Task instructions: Please retype the whole listing so that it matches the original exactly.

The records:
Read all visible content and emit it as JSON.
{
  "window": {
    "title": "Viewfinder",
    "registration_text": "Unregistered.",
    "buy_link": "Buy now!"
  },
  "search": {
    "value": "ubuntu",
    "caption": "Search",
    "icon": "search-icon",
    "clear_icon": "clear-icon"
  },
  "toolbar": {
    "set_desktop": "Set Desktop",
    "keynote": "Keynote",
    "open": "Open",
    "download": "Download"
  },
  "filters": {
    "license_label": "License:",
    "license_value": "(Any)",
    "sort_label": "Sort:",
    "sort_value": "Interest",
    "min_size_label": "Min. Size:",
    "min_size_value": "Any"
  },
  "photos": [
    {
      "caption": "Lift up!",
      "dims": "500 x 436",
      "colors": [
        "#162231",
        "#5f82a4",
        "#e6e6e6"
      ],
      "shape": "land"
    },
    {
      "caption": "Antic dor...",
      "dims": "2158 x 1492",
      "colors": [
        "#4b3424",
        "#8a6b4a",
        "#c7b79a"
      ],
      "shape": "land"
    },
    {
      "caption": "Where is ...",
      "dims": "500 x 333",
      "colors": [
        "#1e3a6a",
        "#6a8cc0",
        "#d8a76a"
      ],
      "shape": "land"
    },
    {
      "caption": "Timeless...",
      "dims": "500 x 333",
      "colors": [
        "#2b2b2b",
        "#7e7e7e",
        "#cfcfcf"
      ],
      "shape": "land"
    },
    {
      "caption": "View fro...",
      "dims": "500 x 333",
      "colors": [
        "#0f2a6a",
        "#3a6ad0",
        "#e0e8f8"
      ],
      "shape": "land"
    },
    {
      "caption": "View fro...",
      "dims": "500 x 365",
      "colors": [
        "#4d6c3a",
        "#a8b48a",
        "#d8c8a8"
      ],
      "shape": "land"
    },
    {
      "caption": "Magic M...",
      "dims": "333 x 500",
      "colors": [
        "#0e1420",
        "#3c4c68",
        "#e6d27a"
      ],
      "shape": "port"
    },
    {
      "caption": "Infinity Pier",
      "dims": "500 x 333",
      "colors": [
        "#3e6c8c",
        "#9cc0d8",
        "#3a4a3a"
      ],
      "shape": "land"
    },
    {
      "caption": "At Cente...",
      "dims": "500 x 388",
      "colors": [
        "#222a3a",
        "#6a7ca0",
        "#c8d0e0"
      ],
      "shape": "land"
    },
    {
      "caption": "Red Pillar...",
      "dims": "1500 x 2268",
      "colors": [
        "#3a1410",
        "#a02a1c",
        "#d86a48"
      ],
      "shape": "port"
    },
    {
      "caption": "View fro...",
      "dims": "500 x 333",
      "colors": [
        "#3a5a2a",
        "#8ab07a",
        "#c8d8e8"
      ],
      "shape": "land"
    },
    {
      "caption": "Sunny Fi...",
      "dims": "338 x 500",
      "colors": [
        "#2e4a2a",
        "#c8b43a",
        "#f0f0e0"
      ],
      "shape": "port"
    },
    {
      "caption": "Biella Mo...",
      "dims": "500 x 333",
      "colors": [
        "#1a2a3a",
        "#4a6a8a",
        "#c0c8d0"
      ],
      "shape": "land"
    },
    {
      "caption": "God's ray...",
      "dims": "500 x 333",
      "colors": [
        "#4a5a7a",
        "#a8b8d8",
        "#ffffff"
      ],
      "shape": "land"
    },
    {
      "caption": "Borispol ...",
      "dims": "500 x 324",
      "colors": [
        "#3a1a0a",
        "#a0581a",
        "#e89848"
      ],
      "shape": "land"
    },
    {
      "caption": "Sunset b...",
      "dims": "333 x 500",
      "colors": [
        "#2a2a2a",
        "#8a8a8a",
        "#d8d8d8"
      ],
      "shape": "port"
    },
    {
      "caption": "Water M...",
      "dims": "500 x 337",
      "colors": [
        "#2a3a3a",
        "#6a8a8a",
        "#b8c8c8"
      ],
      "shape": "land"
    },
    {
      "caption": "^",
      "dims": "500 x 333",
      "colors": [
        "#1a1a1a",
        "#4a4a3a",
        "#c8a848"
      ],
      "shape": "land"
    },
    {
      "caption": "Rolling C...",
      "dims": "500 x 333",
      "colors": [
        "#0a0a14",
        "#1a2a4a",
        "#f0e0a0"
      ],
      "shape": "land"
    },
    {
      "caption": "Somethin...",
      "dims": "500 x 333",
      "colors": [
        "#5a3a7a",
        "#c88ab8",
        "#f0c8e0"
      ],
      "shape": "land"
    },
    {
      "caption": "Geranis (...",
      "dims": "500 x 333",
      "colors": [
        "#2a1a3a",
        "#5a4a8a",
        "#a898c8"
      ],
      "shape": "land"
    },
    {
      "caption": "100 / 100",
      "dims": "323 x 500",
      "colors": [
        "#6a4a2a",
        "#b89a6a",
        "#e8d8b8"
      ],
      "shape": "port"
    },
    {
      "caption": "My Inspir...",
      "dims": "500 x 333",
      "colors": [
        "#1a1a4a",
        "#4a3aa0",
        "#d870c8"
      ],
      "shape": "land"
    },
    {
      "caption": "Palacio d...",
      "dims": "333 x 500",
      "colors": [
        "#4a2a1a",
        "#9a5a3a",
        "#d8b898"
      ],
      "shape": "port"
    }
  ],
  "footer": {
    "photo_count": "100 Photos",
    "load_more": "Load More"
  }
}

Task answer:
Read all visible content and emit it as JSON.
{
  "window": {
    "title": "Viewfinder",
    "registration_text": "Unregistered.",
    "buy_link": "Buy now!"
  },
  "search": {
    "value": "ubuntu",
    "caption": "Search",
    "icon": "search-icon",
    "clear_icon": "clear-icon"
  },
  "toolbar": {
    "set_desktop": "Set Desktop",
    "keynote": "Keynote",
    "open": "Open",
    "download": "Download"
  },
  "filters": {
    "license_label": "License:",
    "license_value": "(Any)",
    "sort_label": "Sort:",
    "sort_value": "Interest",
    "min_size_label": "Min. Size:",
    "min_size_value": "Any"
  },
  "photos": [
    {
      "caption": "Lift up!",
      "dims": "500 x 436",
      "colors": [
        "#162231",
        "#5f82a4",
        "#e6e6e6"
      ],
      "shape": "land"
    },
    {
      "caption": "Antic dor...",
      "dims": "2158 x 1492",
      "colors": [
        "#4b3424",
        "#8a6b4a",
        "#c7b79a"
      ],
      "shape": "land"
    },
    {
      "caption": "Where is ...",
      "dims": "500 x 333",
      "colors": [
        "#1e3a6a",
        "#6a8cc0",
        "#d8a76a"
      ],
      "shape": "land"
    },
    {
      "caption": "Timeless...",
      "dims": "500 x 333",
      "colors": [
        "#2b2b2b",
        "#7e7e7e",
        "#cfcfcf"
      ],
      "shape": "land"
    },
    {
      "caption": "View fro...",
      "dims": "500 x 333",
      "colors": [
        "#0f2a6a",
        "#3a6ad0",
        "#e0e8f8"
      ],
      "shape": "land"
    },
    {
      "caption": "View fro...",
      "dims": "500 x 365",
      "colors": [
        "#4d6c3a",
        "#a8b48a",
        "#d8c8a8"
      ],
      "shape": "land"
    },
    {
      "caption": "Magic M...",
      "dims": "333 x 500",
      "colors": [
        "#0e1420",
        "#3c4c68",
        "#e6d27a"
      ],
      "shape": "port"
    },
    {
      "caption": "Infinity Pier",
      "dims": "500 x 333",
      "colors": [
        "#3e6c8c",
        "#9cc0d8",
        "#3a4a3a"
      ],
      "shape": "land"
    },
    {
      "caption": "At Cente...",
      "dims": "500 x 388",
      "colors": [
        "#222a3a",
        "#6a7ca0",
        "#c8d0e0"
      ],
      "shape": "land"
    },
    {
      "caption": "Red Pillar...",
      "dims": "1500 x 2268",
      "colors": [
        "#3a1410",
        "#a02a1c",
        "#d86a48"
      ],
      "shape": "port"
    },
    {
      "caption": "View fro...",
      "dims": "500 x 333",
      "colors": [
        "#3a5a2a",
        "#8ab07a",
        "#c8d8e8"
      ],
      "shape": "land"
    },
    {
      "caption": "Sunny Fi...",
      "dims": "338 x 500",
      "colors": [
        "#2e4a2a",
        "#c8b43a",
        "#f0f0e0"
      ],
      "shape": "port"
    },
    {
      "caption": "Biella Mo...",
      "dims": "500 x 333",
      "colors": [
        "#1a2a3a",
        "#4a6a8a",
        "#c0c8d0"
      ],
      "shape": "land"
    },
    {
      "caption": "God's ray...",
      "dims": "500 x 333",
      "colors": [
        "#4a5a7a",
        "#a8b8d8",
        "#ffffff"
      ],
      "shape": "land"
    },
    {
      "caption": "Borispol ...",
      "dims": "500 x 324",
      "colors": [
        "#3a1a0a",
        "#a0581a",
        "#e89848"
      ],
      "shape": "land"
    },
    {
      "caption": "Sunset b...",
      "dims": "333 x 500",
      "colors": [
        "#2a2a2a",
        "#8a8a8a",
        "#d8d8d8"
      ],
      "shape": "port"
    },
    {
      "caption": "Water M...",
      "dims": "500 x 337",
      "colors": [
        "#2a3a3a",
        "#6a8a8a",
        "#b8c8c8"
      ],
      "shape": "land"
    },
    {
      "caption": "^",
      "dims": "500 x 333",
      "colors": [
        "#1a1a1a",
        "#4a4a3a",
        "#c8a848"
      ],
      "shape": "land"
    },
    {
      "caption": "Rolling C...",
      "dims": "500 x 333",
      "colors": [
        "#0a0a14",
        "#1a2a4a",
        "#f0e0a0"
      ],
      "shape": "land"
    },
    {
      "caption": "Somethin...",
      "dims": "500 x 333",
      "colors": [
        "#5a3a7a",
        "#c88ab8",
        "#f0c8e0"
      ],
      "shape": "land"
    },
    {
      "caption": "Geranis (...",
      "dims": "500 x 333",
      "colors": [
        "#2a1a3a",
        "#5a4a8a",
        "#a898c8"
      ],
      "shape": "land"
    },
    {
      "caption": "100 / 100",
      "dims": "323 x 500",
      "colors": [
        "#6a4a2a",
        "#b89a6a",
        "#e8d8b8"
      ],
      "shape": "port"
    },
    {
      "caption": "My Inspir...",
      "dims": "500 x 333",
      "colors": [
        "#1a1a4a",
        "#4a3aa0",
        "#d870c8"
      ],
      "shape": "land"
    },
    {
      "caption": "Palacio d...",
      "dims": "333 x 500",
      "colors": [
        "#4a2a1a",
        "#9a5a3a",
        "#d8b898"
      ],
      "shape": "port"
    }
  ],
  "footer": {
    "photo_count": "100 Photos",
    "load_more": "Load More"
  }
}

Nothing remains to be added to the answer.